SOAS University of London


15 October - 12 December 2003
Opening hours: Mon-Fri 10.30 – 1700

Steel and Religious Practices
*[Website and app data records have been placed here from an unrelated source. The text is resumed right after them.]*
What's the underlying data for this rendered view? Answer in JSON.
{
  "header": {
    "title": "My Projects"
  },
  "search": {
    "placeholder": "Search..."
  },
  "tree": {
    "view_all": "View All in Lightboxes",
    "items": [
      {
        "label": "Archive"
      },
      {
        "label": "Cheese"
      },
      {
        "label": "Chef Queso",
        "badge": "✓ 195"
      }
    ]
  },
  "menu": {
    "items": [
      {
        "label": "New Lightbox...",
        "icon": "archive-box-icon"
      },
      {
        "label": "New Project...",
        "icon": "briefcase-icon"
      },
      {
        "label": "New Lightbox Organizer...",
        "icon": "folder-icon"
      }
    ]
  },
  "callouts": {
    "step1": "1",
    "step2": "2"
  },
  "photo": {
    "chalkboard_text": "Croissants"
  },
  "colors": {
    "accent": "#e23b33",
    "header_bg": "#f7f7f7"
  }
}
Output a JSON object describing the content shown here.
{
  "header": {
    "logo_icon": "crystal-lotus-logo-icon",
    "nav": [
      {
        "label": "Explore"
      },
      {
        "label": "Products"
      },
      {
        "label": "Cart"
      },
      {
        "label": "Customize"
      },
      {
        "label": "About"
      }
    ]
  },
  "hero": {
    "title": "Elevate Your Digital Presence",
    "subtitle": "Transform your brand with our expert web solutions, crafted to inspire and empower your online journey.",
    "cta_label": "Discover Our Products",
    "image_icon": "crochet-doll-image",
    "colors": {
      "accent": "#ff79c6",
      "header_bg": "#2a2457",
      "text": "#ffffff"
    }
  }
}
The establishment of the Safavid dynasty in the 16th century gives pre-eminence to the production of steel, often employed in a religious context. The Safavid Kings or Shahs were devout Muslims, followers of the Shi'ite sect of Islam, believing 'Ali and his descendants to be the only legitimate successors to the Prophet Mohammad. The cult of martyrs and saints, peculiar to Shi'ism, attributes great significance to pilgrimage. The mosque and sanctuary entrances are faced with plaques of steel inscribed with verses of the Koran and the names of the twelve Imams. A custom dictates that pilgrims attach padlocks to the grilles surrounding the tombs of the venerated saints as a symbol of the tie that bonds them to the saints. The steel plaques adorned with religious phrases immortalize the prayers of the pilgrims. Accessories, 'alams among others, which are used during religious celebrations and processions and particularly during the ta'ziyeh—a theatrical portrayal of the martyrdom of Hussain, the son of 'Ali—have made it possible for the steel craft industry to survive up until today. Religious devotion drives the production of amulets, armlets or bazubands and miniature Koran boxes in steel with a variety of decoration techniques. Thus, the metal itself is a medium of virtue.